UCI back Saunier and Davitamon

The UCI say that nothing untoward was found in Wednesday's raid on two teams, while Saunier Duval's

The UCI say that nothing untoward was found in Wednesday’s raid on two teams, while Saunier Duval’s



Following Wednesday’s raid on the Saunier Duval and Davitamon-Lotto hotel by the Italian anti-doping police, the NAS, the International Cycling Union (UCI) has said that nothing untoward was found in the search. The NAS took away a hypobaric chamber from Davitamon and some glucose supplements.

“The NAS took away an Altitrainer machine that isn’t banned by the sporting authorities nor by the laws of the majority of countries, whose Olympic committees use them for training purposes, but whose use is not permitted in Italy,” said the UCI statement. After reflecting on the need to harmonise regulations and laws such as these, the UCI added that “the NAS hasn’t announced the discovery of anything prohibited.”

Riders, teams and doctors at the Giro signed a communiqu condemning the removal of products that had been declared before the start of the race.

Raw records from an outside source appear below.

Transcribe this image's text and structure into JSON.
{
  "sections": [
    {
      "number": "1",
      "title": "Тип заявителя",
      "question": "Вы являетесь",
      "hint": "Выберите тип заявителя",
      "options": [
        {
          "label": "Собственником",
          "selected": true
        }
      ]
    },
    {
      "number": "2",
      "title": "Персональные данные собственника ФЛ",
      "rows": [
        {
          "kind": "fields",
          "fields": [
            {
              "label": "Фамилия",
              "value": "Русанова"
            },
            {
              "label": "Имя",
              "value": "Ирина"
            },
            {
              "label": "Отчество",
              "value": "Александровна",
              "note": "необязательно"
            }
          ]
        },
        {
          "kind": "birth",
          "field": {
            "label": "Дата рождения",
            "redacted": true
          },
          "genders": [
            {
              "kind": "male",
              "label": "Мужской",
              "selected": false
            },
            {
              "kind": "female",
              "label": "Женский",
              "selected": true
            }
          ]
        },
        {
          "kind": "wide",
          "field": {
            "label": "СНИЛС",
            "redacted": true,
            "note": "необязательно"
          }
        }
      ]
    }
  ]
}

This response fell well short of the full strike that Saunier Duval’s riders had been hoping for from the Giro peloton. They arrived at yesterday’s start in Marostica in casual clothes rather than racing kit with the intention of not starting, but were eventually persuaded to, although some of their riders left a minute or two after the main peloton.

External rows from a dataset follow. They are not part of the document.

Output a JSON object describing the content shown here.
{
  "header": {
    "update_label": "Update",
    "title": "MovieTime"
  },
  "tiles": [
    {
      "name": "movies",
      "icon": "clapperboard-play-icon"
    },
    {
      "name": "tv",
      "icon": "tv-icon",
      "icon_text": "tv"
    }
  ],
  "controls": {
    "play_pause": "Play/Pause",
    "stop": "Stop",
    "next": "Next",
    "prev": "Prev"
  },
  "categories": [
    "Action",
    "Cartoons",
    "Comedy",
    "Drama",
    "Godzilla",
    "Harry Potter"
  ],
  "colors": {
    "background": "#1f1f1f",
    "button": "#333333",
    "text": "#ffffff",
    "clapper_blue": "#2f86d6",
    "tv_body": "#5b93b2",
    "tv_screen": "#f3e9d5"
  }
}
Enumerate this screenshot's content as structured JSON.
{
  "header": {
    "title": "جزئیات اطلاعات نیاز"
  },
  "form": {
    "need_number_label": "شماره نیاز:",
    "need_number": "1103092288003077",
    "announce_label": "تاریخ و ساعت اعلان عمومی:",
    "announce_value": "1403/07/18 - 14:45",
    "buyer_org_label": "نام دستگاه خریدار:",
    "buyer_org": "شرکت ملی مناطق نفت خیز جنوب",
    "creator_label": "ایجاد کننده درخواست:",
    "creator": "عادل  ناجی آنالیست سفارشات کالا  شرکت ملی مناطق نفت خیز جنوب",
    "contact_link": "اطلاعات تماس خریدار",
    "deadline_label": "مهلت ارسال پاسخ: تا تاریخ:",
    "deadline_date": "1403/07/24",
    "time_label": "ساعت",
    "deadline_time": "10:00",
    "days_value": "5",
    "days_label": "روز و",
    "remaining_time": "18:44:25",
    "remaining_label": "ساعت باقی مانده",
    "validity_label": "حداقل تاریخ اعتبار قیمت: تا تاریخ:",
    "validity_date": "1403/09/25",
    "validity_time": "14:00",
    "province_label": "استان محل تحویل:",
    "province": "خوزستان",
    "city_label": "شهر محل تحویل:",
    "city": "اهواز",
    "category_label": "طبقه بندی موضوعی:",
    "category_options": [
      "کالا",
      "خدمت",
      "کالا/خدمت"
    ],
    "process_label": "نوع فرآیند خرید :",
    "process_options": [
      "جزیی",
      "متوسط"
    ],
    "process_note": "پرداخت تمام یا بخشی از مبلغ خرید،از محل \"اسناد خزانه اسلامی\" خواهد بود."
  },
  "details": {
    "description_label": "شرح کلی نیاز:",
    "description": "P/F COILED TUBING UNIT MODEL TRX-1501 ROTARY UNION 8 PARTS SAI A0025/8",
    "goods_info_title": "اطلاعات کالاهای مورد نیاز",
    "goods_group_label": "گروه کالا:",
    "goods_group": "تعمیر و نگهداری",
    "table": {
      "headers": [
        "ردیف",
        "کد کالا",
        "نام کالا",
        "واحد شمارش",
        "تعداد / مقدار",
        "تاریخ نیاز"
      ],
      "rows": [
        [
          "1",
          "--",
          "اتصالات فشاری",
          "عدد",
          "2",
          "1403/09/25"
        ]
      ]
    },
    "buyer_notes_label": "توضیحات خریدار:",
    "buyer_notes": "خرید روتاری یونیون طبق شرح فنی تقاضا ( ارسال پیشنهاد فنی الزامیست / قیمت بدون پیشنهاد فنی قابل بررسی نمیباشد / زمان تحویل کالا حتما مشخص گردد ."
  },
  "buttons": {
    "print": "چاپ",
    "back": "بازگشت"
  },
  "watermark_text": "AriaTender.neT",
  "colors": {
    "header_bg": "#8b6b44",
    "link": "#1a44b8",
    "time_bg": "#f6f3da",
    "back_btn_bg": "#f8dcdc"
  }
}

Saunier’s Ruben Lobato and Juan Manuel Garate toured around most of the teams before the start canvassing support for their plan. Riders such as Gilberto Simoni and Ivan Basso said they supported their cause, but would still be starting the stage. Even Davitamon refused to back Saunier’s call for a strike. According to the Spanish press, former Saunier rider Joseba Beloki was the only team leader who was fully supportive of their planned protest.


Five Saunier riders were later fined 100 Swiss francs each for not signing on before the start, while Saunier doctor Maria Sagasti, who was detained by the NAS on Wednesday evening declared: “If we can’t give them glucose, maybe we should give them kiwi fruit.”